• Any subgroup of any cyclic group is cyclic. Just pick powers of the generator that share a factor with the order of the original group. – Shaun Aug 24 '19 at 15:05
• The question is really unclear. What do you mean by $\langle 6\rangle=\{6\}$? What is $6$ here? An element of which group? – Mark Aug 24 '19 at 15:08
• @Shaun what would be some examples please Sir – Tomaz Wiszvortiox Aug 24 '19 at 15:09
• See my answer below. It delineates the non-trivial subgroups of cyclic groups. – Shaun Aug 24 '19 at 15:21
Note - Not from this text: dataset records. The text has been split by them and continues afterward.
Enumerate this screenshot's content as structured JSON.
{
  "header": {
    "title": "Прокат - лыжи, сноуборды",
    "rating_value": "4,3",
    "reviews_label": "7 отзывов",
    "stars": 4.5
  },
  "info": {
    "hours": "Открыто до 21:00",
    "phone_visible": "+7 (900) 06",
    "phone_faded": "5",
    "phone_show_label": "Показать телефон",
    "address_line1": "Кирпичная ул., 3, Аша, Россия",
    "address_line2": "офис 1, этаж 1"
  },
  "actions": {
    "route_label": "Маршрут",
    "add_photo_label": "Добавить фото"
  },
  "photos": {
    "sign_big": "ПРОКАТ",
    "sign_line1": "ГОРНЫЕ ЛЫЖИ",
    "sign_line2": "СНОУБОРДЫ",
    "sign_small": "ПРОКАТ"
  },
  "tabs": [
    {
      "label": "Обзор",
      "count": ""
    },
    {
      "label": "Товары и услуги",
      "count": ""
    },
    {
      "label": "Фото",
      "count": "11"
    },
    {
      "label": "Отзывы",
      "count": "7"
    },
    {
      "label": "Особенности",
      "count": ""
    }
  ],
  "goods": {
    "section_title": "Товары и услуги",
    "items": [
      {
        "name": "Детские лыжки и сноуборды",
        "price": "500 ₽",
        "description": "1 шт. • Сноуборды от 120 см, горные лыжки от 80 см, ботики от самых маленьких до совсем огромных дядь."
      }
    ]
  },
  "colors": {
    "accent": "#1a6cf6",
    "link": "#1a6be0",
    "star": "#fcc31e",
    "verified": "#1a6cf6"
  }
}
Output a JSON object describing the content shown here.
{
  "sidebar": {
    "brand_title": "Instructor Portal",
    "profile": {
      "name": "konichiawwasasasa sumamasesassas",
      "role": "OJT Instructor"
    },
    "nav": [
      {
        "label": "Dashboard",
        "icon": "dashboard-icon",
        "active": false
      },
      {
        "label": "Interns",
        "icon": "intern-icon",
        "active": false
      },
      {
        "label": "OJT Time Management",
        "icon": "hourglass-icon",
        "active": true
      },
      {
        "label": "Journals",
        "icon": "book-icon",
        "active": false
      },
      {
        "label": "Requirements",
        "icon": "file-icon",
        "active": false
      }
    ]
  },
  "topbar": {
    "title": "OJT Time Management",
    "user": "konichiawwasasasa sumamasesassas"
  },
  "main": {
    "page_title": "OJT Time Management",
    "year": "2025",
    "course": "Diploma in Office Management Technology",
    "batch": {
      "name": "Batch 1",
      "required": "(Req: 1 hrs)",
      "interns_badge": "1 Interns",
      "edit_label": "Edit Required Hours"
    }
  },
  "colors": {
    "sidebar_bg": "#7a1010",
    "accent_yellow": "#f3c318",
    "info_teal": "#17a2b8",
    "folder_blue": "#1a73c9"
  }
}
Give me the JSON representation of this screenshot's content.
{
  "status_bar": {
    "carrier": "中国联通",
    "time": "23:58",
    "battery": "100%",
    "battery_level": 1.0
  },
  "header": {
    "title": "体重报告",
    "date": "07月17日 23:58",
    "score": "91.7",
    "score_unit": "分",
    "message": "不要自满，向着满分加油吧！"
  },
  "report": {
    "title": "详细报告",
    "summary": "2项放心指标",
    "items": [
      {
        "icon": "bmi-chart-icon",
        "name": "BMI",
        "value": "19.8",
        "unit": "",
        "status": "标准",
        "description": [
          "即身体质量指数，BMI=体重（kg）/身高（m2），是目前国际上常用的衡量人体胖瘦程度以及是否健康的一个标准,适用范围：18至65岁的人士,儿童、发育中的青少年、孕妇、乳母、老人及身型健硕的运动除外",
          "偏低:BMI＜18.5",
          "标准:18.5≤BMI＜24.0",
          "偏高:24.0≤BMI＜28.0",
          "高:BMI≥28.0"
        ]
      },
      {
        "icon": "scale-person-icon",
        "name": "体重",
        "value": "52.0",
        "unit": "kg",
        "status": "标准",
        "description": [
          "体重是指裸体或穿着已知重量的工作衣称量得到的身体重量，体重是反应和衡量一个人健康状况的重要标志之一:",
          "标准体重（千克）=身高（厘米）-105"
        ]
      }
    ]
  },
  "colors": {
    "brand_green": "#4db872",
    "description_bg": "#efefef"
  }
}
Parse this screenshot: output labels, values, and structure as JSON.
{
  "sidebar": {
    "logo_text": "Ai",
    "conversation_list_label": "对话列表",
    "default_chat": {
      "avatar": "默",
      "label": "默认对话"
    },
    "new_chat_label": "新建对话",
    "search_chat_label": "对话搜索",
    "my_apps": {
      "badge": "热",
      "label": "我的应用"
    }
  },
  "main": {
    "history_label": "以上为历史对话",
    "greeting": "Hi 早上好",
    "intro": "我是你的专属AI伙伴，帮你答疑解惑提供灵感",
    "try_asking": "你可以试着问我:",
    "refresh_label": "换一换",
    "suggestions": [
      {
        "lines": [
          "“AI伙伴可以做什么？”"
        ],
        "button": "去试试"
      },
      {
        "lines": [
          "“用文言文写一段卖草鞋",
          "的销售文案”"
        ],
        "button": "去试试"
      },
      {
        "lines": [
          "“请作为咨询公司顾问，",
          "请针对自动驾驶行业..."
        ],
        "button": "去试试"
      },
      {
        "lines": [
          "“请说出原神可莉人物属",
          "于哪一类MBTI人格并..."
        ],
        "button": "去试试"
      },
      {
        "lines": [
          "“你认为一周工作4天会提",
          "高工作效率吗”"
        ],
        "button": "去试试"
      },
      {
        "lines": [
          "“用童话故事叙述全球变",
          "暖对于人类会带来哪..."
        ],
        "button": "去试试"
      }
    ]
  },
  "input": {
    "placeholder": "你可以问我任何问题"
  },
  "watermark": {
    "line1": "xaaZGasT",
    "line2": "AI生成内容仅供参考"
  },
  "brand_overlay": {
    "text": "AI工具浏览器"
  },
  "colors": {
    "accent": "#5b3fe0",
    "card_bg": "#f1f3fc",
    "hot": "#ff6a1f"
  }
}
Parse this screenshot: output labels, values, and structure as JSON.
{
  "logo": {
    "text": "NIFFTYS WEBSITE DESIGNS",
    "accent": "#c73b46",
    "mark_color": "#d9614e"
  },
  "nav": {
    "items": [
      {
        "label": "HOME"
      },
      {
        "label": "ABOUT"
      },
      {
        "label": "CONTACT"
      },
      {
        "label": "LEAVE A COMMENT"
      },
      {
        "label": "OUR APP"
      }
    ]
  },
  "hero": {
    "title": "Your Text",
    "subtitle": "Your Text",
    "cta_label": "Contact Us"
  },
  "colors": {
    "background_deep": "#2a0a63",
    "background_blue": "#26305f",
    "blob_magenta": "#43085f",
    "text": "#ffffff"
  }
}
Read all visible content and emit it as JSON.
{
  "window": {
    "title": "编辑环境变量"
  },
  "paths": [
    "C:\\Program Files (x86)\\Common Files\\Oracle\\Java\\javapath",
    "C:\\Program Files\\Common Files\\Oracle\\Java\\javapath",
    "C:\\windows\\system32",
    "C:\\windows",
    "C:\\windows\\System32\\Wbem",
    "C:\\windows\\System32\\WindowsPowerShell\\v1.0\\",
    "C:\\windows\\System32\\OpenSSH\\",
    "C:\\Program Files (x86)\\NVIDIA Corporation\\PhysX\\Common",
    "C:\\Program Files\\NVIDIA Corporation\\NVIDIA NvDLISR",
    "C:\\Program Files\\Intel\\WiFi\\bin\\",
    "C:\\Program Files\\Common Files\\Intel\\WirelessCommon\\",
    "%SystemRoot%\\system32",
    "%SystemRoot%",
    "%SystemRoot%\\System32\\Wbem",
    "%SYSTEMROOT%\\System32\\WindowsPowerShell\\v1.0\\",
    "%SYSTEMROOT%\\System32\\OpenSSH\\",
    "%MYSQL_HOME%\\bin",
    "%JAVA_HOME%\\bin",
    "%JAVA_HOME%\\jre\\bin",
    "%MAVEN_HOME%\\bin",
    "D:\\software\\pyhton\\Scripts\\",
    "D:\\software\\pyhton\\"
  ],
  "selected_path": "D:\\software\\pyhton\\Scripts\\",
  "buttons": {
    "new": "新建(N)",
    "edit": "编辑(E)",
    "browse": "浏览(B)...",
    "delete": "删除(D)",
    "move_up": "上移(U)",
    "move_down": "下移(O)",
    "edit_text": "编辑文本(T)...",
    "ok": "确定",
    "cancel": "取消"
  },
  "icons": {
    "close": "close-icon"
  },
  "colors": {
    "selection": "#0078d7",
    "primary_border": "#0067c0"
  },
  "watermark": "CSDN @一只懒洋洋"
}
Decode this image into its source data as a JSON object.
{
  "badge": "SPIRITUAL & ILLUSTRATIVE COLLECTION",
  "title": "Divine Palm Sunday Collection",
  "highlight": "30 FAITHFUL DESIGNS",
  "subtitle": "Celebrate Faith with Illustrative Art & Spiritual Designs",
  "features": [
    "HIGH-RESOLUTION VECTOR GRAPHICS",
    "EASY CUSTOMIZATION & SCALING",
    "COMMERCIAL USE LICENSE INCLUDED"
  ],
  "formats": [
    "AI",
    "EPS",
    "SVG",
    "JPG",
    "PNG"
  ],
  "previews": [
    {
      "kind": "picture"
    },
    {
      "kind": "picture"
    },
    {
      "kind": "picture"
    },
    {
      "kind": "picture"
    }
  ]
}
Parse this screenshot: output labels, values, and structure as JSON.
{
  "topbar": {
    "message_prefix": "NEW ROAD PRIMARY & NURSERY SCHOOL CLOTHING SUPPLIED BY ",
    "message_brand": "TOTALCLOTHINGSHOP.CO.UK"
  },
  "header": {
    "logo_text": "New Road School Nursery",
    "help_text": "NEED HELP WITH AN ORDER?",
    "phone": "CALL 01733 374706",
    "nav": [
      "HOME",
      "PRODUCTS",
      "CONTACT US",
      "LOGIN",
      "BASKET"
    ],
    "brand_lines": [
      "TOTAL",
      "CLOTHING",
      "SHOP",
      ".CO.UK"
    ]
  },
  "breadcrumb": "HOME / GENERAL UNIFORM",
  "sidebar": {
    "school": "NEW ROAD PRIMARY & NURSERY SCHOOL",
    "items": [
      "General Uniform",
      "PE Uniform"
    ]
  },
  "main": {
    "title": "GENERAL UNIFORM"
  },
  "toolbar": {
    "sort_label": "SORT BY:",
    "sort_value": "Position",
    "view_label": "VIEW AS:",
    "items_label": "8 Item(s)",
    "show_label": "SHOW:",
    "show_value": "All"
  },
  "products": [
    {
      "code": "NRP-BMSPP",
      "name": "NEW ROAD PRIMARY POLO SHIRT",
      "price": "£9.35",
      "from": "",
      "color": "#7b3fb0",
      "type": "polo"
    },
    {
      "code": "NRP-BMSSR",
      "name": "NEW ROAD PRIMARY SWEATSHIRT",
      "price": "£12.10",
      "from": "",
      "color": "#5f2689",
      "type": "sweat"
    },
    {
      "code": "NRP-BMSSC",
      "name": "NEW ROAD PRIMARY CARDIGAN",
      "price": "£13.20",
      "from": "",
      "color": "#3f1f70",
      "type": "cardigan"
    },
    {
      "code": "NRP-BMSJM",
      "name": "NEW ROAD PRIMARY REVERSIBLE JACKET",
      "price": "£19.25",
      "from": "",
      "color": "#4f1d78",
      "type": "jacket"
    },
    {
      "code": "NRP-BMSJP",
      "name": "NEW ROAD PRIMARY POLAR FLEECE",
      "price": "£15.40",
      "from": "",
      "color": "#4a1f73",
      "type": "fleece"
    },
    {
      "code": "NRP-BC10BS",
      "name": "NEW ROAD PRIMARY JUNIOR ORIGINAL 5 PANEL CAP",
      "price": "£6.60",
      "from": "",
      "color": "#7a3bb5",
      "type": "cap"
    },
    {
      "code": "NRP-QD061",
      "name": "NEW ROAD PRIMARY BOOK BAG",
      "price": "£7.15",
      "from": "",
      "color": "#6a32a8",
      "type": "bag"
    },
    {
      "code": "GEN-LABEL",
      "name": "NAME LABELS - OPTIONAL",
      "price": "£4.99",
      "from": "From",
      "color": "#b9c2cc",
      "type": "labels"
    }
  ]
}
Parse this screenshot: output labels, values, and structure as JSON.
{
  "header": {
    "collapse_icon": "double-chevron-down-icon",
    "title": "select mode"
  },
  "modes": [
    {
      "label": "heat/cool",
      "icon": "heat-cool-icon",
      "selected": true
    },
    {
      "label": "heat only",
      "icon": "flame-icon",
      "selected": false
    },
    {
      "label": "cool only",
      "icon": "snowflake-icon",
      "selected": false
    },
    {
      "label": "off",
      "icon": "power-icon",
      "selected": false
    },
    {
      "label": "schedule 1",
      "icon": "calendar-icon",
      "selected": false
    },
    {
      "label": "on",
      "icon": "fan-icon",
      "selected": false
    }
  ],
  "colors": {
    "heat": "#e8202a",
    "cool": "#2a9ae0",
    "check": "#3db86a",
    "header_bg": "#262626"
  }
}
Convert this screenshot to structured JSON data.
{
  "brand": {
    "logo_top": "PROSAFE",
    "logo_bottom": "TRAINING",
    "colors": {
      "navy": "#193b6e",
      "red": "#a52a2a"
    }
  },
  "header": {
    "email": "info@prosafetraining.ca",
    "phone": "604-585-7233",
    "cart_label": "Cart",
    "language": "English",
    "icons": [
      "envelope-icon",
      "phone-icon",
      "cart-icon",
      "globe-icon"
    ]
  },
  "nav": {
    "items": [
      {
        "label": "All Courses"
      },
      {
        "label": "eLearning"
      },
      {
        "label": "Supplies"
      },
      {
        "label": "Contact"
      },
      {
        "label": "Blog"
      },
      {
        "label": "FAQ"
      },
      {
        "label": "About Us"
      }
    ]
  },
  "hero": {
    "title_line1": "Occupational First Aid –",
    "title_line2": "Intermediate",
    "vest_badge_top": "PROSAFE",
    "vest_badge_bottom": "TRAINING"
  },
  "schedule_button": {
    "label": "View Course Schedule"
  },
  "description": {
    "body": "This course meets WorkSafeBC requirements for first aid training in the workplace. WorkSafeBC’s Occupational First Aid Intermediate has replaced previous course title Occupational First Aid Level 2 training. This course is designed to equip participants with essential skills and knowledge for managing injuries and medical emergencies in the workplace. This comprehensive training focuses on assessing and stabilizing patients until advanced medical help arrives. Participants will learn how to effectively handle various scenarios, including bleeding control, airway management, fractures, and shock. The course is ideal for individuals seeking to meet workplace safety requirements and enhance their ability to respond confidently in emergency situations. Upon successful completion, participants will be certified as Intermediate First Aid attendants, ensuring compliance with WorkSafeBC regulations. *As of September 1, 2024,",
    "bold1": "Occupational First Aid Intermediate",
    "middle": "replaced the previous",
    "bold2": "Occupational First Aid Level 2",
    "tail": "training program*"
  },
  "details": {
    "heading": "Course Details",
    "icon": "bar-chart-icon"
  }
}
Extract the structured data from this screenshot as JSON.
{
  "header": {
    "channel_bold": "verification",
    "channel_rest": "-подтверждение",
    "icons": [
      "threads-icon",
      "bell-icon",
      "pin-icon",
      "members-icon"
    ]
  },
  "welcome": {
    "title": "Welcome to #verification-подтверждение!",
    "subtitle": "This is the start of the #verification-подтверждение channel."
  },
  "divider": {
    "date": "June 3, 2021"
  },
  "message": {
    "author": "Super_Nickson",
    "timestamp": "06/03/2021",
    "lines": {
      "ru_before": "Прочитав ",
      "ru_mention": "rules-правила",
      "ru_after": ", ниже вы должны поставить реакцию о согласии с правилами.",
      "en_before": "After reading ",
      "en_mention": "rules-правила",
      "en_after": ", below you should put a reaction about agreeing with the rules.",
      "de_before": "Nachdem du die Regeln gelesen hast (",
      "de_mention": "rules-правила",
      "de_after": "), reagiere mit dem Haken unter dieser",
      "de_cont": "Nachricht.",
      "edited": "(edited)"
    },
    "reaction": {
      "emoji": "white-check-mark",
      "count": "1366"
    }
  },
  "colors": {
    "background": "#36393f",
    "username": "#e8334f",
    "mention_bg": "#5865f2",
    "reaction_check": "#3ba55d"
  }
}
The subgroups you found are indeed non-trivial. In general the cyclic subgroup $$\langle g\rangle$$ generated by any non-identity element $$g$$ of a group $$G$$ must be non-trivial, since it contains at least $$g$$. (To enumerate all the elements of a cyclic subgroup of a finite group, just keep taking powers of the generator $$g$$ until you have the identity in your subgroup, then stop.)

For example, in your group $$(\mathbb{Z}/89\mathbb{Z})^\times$$, you can take $$g=55$$ and calculate its powers. We find $$g^1 = 55$$, $$g^2 = 3025$$, which $$\equiv 88 \pmod{89}$$. Then $$g^3 = 166375 \equiv 34 \pmod{89}$$, and finally $$g^4 = 9150625 \equiv 1\pmod{89}$$ is the identity. So $$\langle 55\rangle = \{55, 88,34,1\}$$ is a non-trivial cyclic subgroup of order 4. (Of course, we could have avoided the huge powers by performing multiplication on the "modded" terms.)

• Could you be kind enough to give some examples please? – Tomaz Wiszvortiox Aug 24 '19 at 15:09
• You can take any group you like to be an example! Then choose an element $g$ that is not the identity, then keep taking powers of it $g, g^2, g^3, \ldots$ until you hit $g^n=e$ where $n$ is the order of $g$ and $e$ is the identity. Then $\{g, g^2, \ldots,e\}$ is a cyclic subgroup that is not trivial. – marcelgoh Aug 24 '19 at 15:12
• Sir thank you Sir, I don't suppose you could be so kind enough to do me some examples please? God Bless – Tomaz Wiszvortiox Aug 24 '19 at 15:14
• Okay, take $G = S_3$, the permutation group on 3 letters, and $g = (123)$. This generates the subgroup $\{(123), (123)^2, (123)^3\} = \{(123), (132), e\}$. – marcelgoh Aug 24 '19 at 15:22
• @Shaun, you're right, it only works in finite groups. I'll amend my answer. – marcelgoh Aug 24 '19 at 15:36

A presentation of a (finite) cyclic group $$\Bbb Z_n$$ for $$n\in \Bbb N$$ is

$$\langle a\mid a^n\rangle.$$

Suppose $$n=mk$$ for some non-trivial $$m, k\in\Bbb N$$. Let $$b=a^m$$. Then $$\langle b\mid b^k\rangle$$

defines a group isomorphic to a subgroup of $$\Bbb Z_n$$ of order $$k$$.

For an infinite cyclic group, say, $$(\Bbb Z, +)$$, then the subgroup given by $$(\nu \Bbb Z, +)$$ for some $$\nu\in\Bbb N\setminus\{1\}$$ is non-trivial. (Why?) Here $$\nu\Bbb Z=\{\nu z\mid z\in\Bbb Z\}$$.

• Thank you Sir, I don't suppose you can do a few examples for my case please? I am self taught student and willing to learn new things everyday. would really mean a lot if you could kindly help me – Tomaz Wiszvortiox Aug 24 '19 at 15:23
• Sure: $\Bbb Z/3\Bbb Z$ is isomorphic to the subgroup $\langle [2]_6\rangle=(\{[0]_6, [2]_6, [4]_6\}, +_6)$ of $\Bbb Z/6\Bbb Z$, generated by $[2]_6$, because $\gcd(6, 2)\neq 1$. – Shaun Aug 24 '19 at 15:31
• Does that help, @TomazWiszvortiox? – Shaun Aug 24 '19 at 15:55